The book Dragons and Gazelles. International management and corporate social responsibility today. A subjective tale offers a subjective narrative about the interdependence of different phenomena constituting the environment for international management processes. This environment, due to its’ dynamics and volatility, creates a situation of the constituted instability, which calls for interpretations. The book addresses the need for such interpretations, offering theoretical though empirically based reflexions which form explanatory framework for the contemporary management issues.

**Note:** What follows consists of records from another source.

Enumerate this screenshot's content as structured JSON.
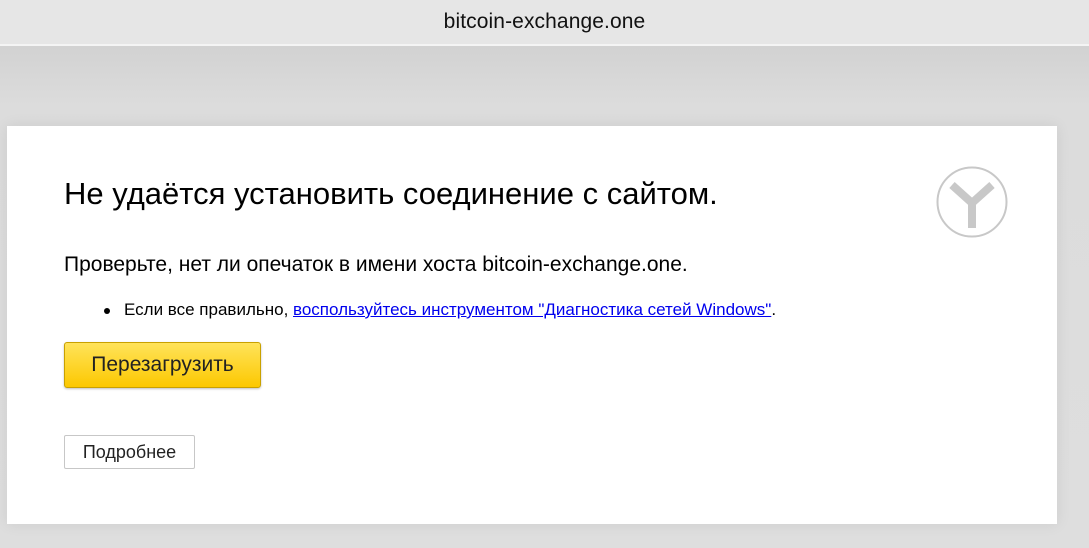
{
  "address_bar": {
    "host": "bitcoin-exchange.one"
  },
  "error_page": {
    "title": "Не удаётся установить соединение с сайтом.",
    "subtitle": "Проверьте, нет ли опечаток в имени хоста bitcoin-exchange.one.",
    "tip_prefix": "Если все правильно, ",
    "tip_link": "воспользуйтесь инструментом \"Диагностика сетей Windows\"",
    "tip_suffix": ".",
    "reload_label": "Перезагрузить",
    "details_label": "Подробнее",
    "logo_icon": "yandex-browser-logo-icon"
  },
  "colors": {
    "reload_button": "#fcc800",
    "link": "#0000ee",
    "logo_stroke": "#c8c8c8"
  }
}
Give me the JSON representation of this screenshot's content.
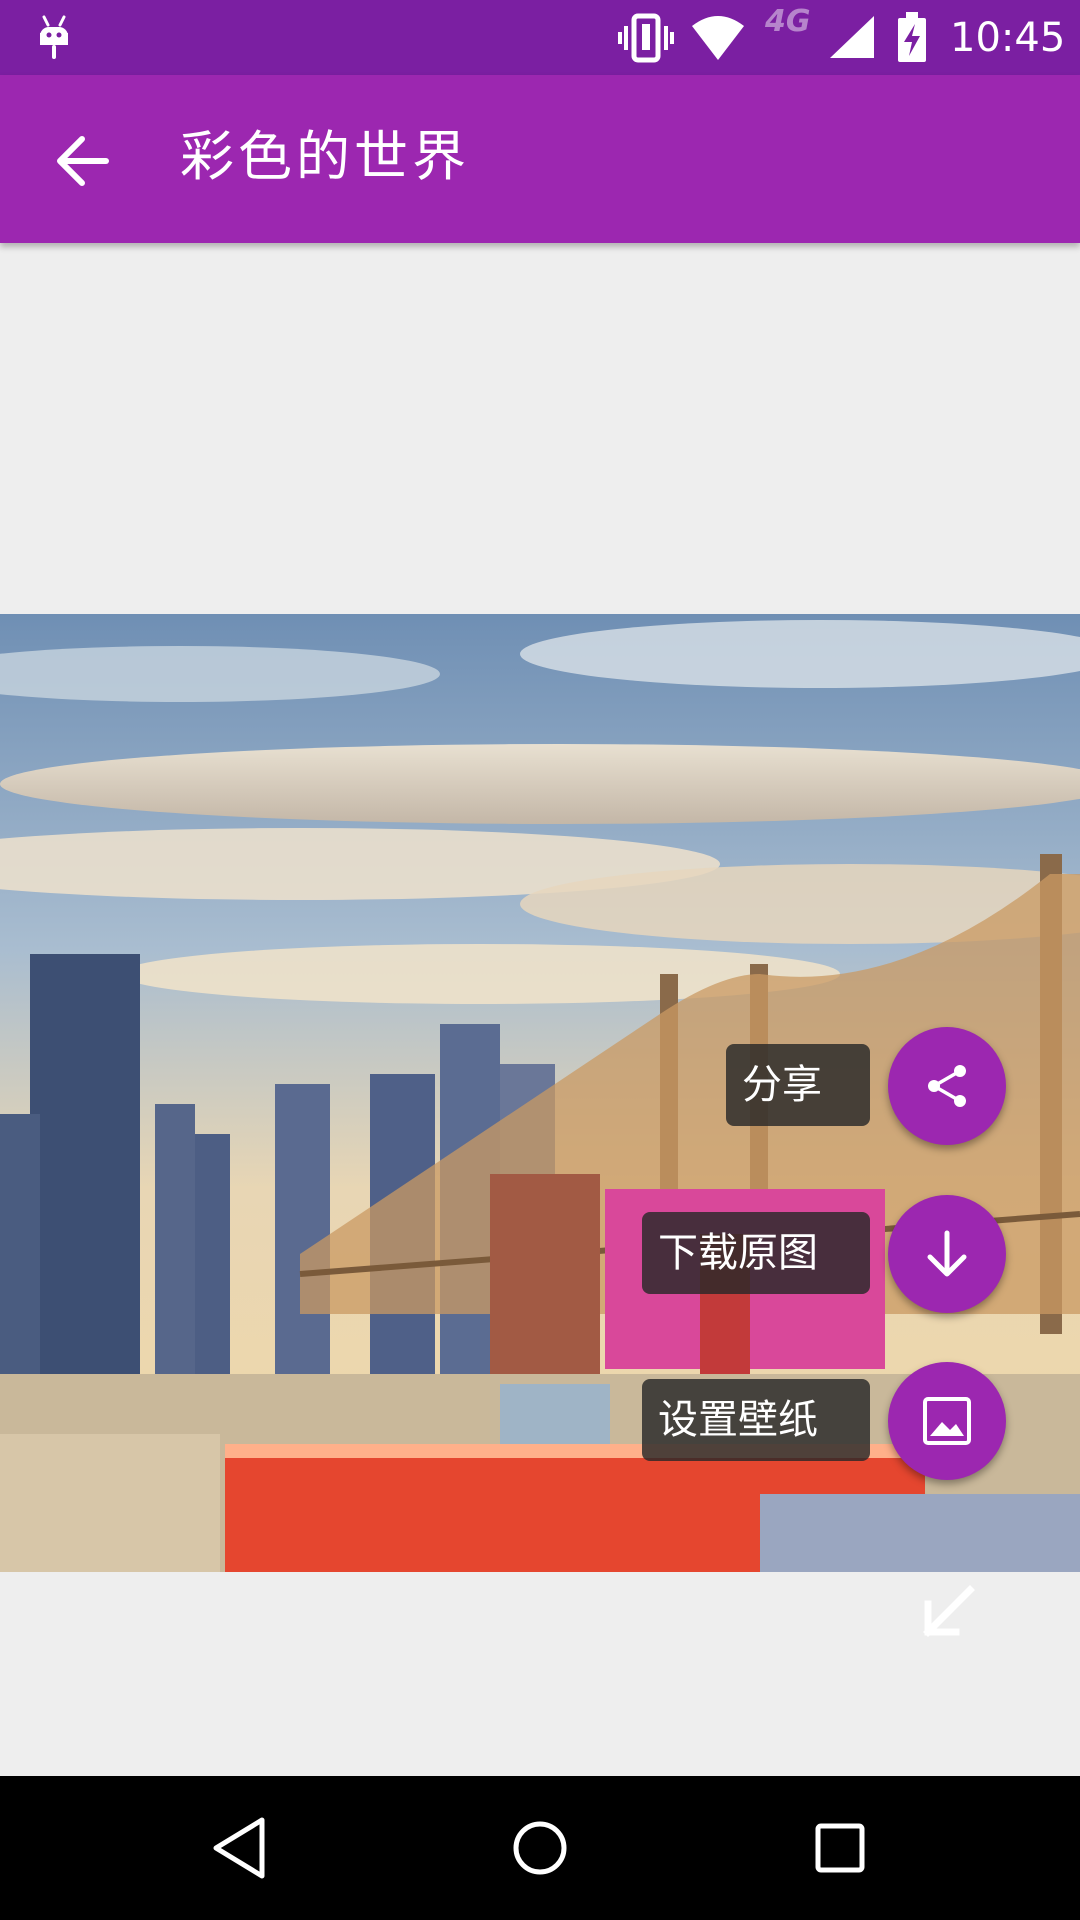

In its’ holistic approach to the issues discussed and through the construction of the open narrative, inviting the Readers to join in the active analysis, the Authors assume that management is equally a matter of science as of art. Thus, a manager or entrepreneur achieves success through creative use of knowledge, so the more she is an “artist” capable to intellectually re-define existing conditions for operations the more she can be an effective practitioner re-shaping the surrounding reality.

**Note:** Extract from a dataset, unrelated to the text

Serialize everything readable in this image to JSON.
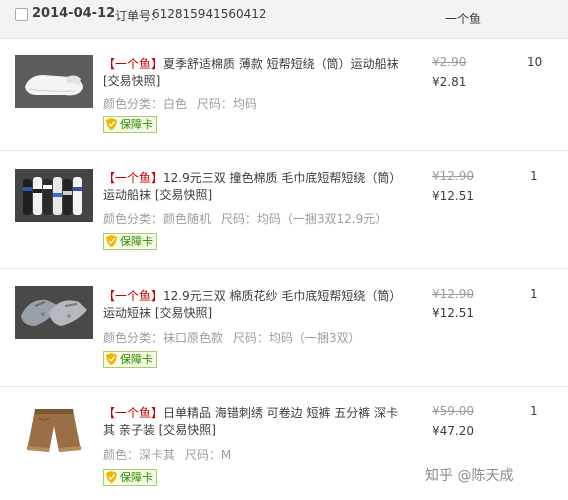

The goal of the presented work is to extend the field of analysis of the social phenomena through interpretations of links between economic, social and cultural context. The book can thus be treated as a certain reference point for social sciences students but also for the researchers searching for new paths of scientific exploration or for managers taking strategic decisions.

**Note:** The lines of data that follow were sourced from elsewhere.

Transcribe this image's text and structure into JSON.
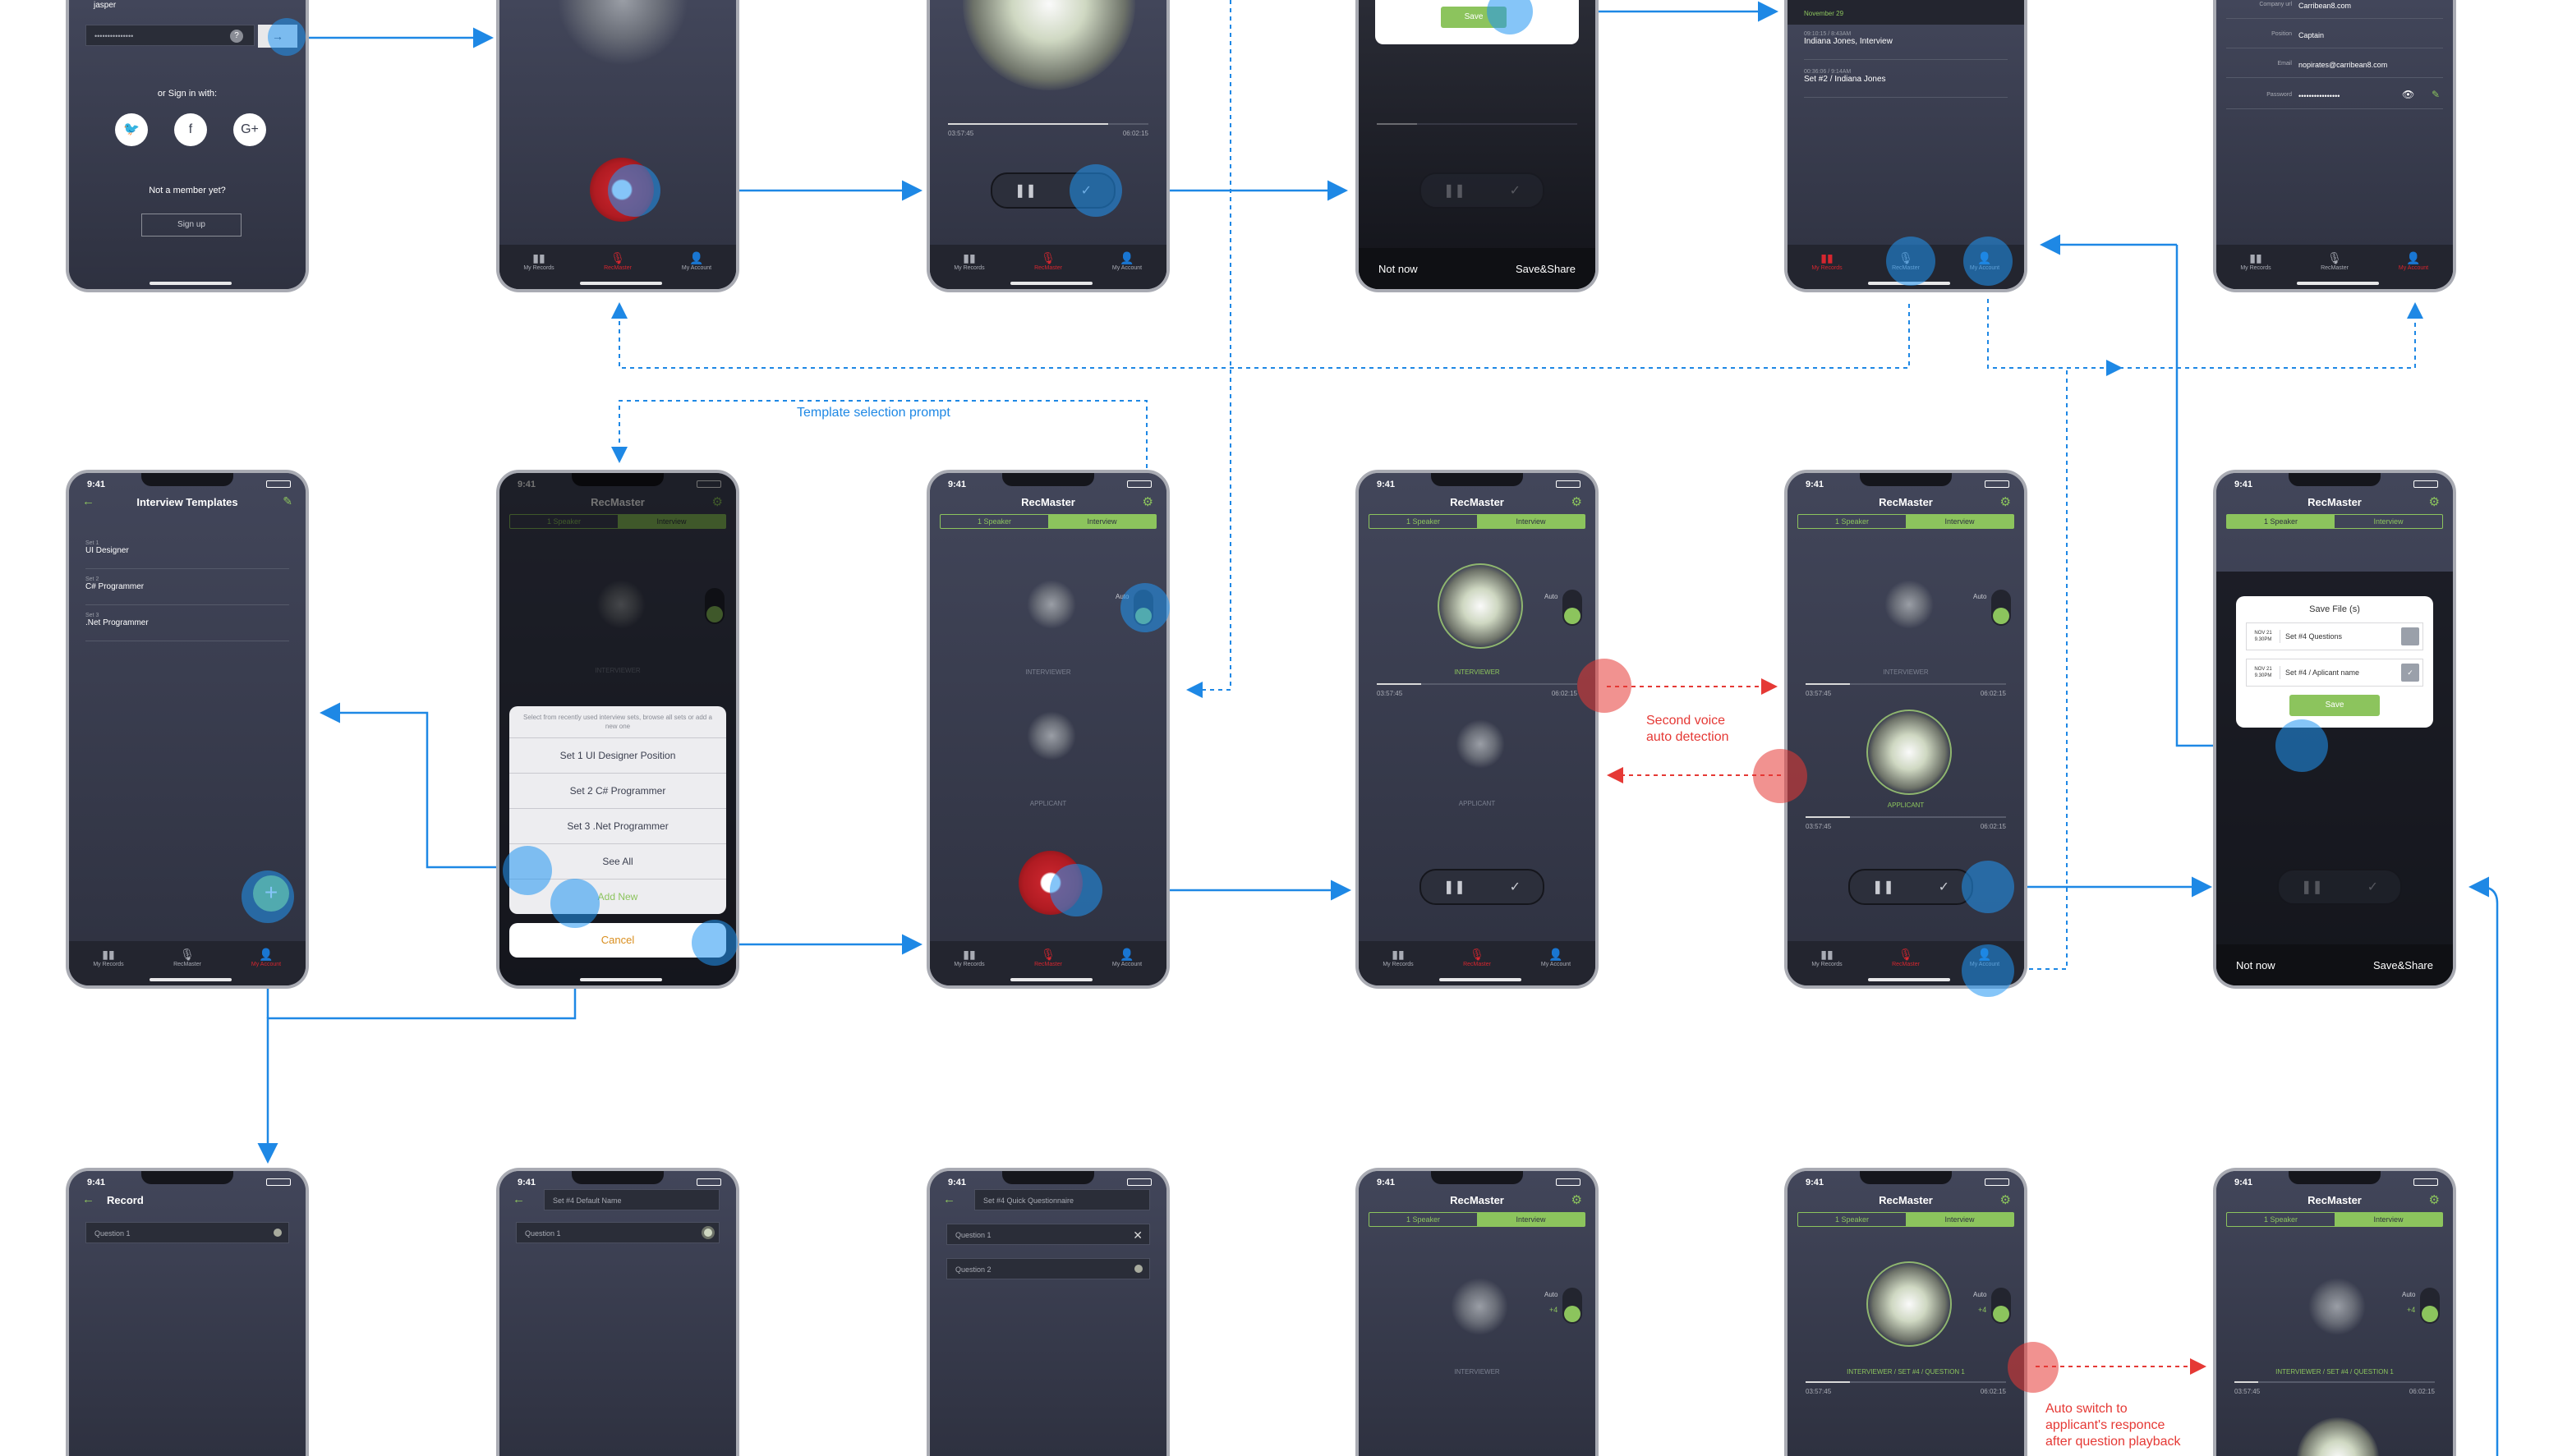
{
  "common": {
    "time": "9:41",
    "app_title": "RecMaster",
    "tabs": [
      "My Records",
      "RecMaster",
      "My Account"
    ],
    "seg_speaker": "1 Speaker",
    "seg_interview": "Interview",
    "auto": "Auto",
    "plus4": "+4",
    "interviewer": "INTERVIEWER",
    "applicant": "APPLICANT",
    "elapsed": "03:57:45",
    "total": "06:02:15",
    "not_now": "Not now",
    "save_share": "Save&Share",
    "save": "Save"
  },
  "login": {
    "user": "jasper",
    "password": "•••••••••••••••",
    "or_sign_in": "or Sign in with:",
    "not_member": "Not a member yet?",
    "sign_up": "Sign up"
  },
  "records": {
    "date": "November 29",
    "items": [
      {
        "time": "09:10:15 / 8:43AM",
        "title": "Indiana Jones, Interview"
      },
      {
        "time": "00:36:06 / 9:14AM",
        "title": "Set #2 / Indiana Jones"
      }
    ]
  },
  "account": {
    "rows": [
      {
        "key": "Company url",
        "val": "Carribean8.com"
      },
      {
        "key": "Position",
        "val": "Captain"
      },
      {
        "key": "Email",
        "val": "nopirates@carribean8.com"
      },
      {
        "key": "Password",
        "val": "••••••••••••••••"
      }
    ]
  },
  "templates": {
    "title": "Interview Templates",
    "items": [
      {
        "set": "Set 1",
        "name": "UI Designer"
      },
      {
        "set": "Set 2",
        "name": "C# Programmer"
      },
      {
        "set": "Set 3",
        "name": ".Net Programmer"
      }
    ]
  },
  "prompt": {
    "note": "Select from recently used interview sets, browse all sets or add a new one",
    "items": [
      "Set 1 UI Designer Position",
      "Set 2 C# Programmer",
      "Set 3 .Net Programmer",
      "See All",
      "Add New"
    ],
    "cancel": "Cancel"
  },
  "save_files": {
    "title": "Save File (s)",
    "rows": [
      {
        "date": "NOV 21 9.30PM",
        "name": "Set #4 Questions"
      },
      {
        "date": "NOV 21 9.30PM",
        "name": "Set #4 / Aplicant  name"
      }
    ]
  },
  "record_screen": {
    "title": "Record",
    "q1": "Question 1",
    "default_name": "Set #4 Default Name",
    "quick_name": "Set #4 Quick Questionnaire",
    "q2": "Question 2"
  },
  "row3": {
    "label5": "INTERVIEWER / SET #4 / QUESTION 1",
    "label6": "INTERVIEWER / SET #4 / QUESTION 1"
  },
  "captions": {
    "template_prompt": "Template selection prompt",
    "second_voice": "Second voice\nauto detection",
    "auto_switch": "Auto switch to\napplicant's responce\nafter question playback"
  },
  "colors": {
    "flow_blue": "#1e88e5",
    "flow_red": "#e53935",
    "accent_green": "#8cc45d",
    "record_red": "#c4232b"
  }
}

The book is a translation of the previous version titled “Smoki i Gazele 2”, extended by the inspirational mini case studies, illustrating a complexity of the global surroundings but also its’ consequences for markets, industries and enterprises. The case studies indicating multidimensionality of phenomena occurring in the economy in the context of globalisation processes provide a pretext to undertake a broad discourse on evolution and changes occurring in clusters, industries and whole economy, which become an interesting ground for exploration as they occur under the influence of regional or national endogenous factors, but also in result of exogenous, transnational influences exerted by, among others, large enterprises. The unquestionable benefits of joining international transactions and global value chains are juxtaposed here with the paradoxes of globalisation, in which the problems of the contemporary world such as: lock-in effect, downgrading within global value chains or industry crises, are recognised